American Politics Research ; : 1532673X221106933, 2022.
Article in English | Sage | ID: covidwho-1886824


Informed by the public health policymaking literature, this study?s objective is to identify scientific, political, social, economic, and external factors related to U.S. governors? decisions to issue stay-at-home orders (SAHOs) in response to the first wave of the COVID-19 pandemic. Public health experts advocate for social distancing to slow the spread of infectious diseases, but government mandates to social distance can impose substantial social and economic costs. This study uses event history analysis to investigate the issuance of COVID-19-related gubernatorial SAHOs during a 41-day period in the 50 U.S. states.
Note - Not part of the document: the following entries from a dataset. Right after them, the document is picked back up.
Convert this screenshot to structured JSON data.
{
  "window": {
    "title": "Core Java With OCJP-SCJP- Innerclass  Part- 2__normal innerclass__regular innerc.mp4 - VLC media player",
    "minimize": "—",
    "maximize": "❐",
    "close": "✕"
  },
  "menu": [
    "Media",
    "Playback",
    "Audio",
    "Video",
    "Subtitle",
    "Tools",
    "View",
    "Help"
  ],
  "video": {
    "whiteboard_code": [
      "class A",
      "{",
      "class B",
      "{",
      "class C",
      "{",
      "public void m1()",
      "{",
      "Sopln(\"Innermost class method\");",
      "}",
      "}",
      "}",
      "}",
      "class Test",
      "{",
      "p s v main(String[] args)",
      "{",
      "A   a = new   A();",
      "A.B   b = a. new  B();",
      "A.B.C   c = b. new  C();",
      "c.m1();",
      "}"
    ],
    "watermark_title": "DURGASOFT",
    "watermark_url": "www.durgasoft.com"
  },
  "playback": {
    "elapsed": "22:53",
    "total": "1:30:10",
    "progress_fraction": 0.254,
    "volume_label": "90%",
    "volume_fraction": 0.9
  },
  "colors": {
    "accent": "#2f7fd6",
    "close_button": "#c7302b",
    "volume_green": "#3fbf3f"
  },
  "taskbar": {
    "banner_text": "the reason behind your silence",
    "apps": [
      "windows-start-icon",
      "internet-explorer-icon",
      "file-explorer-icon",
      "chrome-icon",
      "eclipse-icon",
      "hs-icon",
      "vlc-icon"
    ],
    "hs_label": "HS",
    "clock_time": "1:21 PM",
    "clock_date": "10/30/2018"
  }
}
The findings indicate that scientific, political, and economic factors were associated with the issuance of SAHOs, but that external considerations played the largest role, particularly those related to the timing of other governors? decisions. This study offers evidence about how some U.S. political leaders balance public health concerns against other considerations and, more broadly, how state governments address crisis-level issues.

Int J Educ Dev ; 90: 102560, 2022 Apr.
Article in English | MEDLINE | ID: covidwho-1763753


The COVID-19 pandemic has had devastating effects on the Middle East and North Africa (MENA) region, and MENA states have taken dramatic steps in response. This study focuses on school closures, an intervention that all MENA states adopted, some much earlier than others. It seeks to identify policy factors related to MENA governments' decisions to close schools during the first wave of the pandemic. Results suggest external issues regarding temporal and geographic diffusion played the largest role. They also indicate that factors related to disease risk, the economy, political institutions, and women's position in society mattered as well, all of which suggest the decisions were complex.

World Med Health Policy ; 13(3): 477-502, 2021 Sep.
Article in English | MEDLINE | ID: covidwho-1245534


The COVID-19 pandemic has not spared the Middle East and North Africa (MENA) Region. MENA is one of the most politically, socially, and economically heterogeneous regions in the world, a characteristic reflected in its governments' responses to COVID-19. About two-thirds of these governments issued coronavirus-related stay-at-home orders (SAHOs), one of the most effective tools public health officials have for slowing the spread of infectious diseases. While SAHOs are very effective in terms of countering infectious diseases, they are extremely disruptive in nonhealth domains. The objective of this study is to identify reliable factors related to health care policy making that shaped the decisions of MENA governments to issue a SAHO or not in response to COVID-19. The results identify specific political, social, and medical factors that played important roles and provide a look at early government responses to a global health crisis in a heterogeneous region of the world.

Politics Life Sci ; 40(1): 1-2, 2021 05.
Article in English | MEDLINE | ID: covidwho-1199242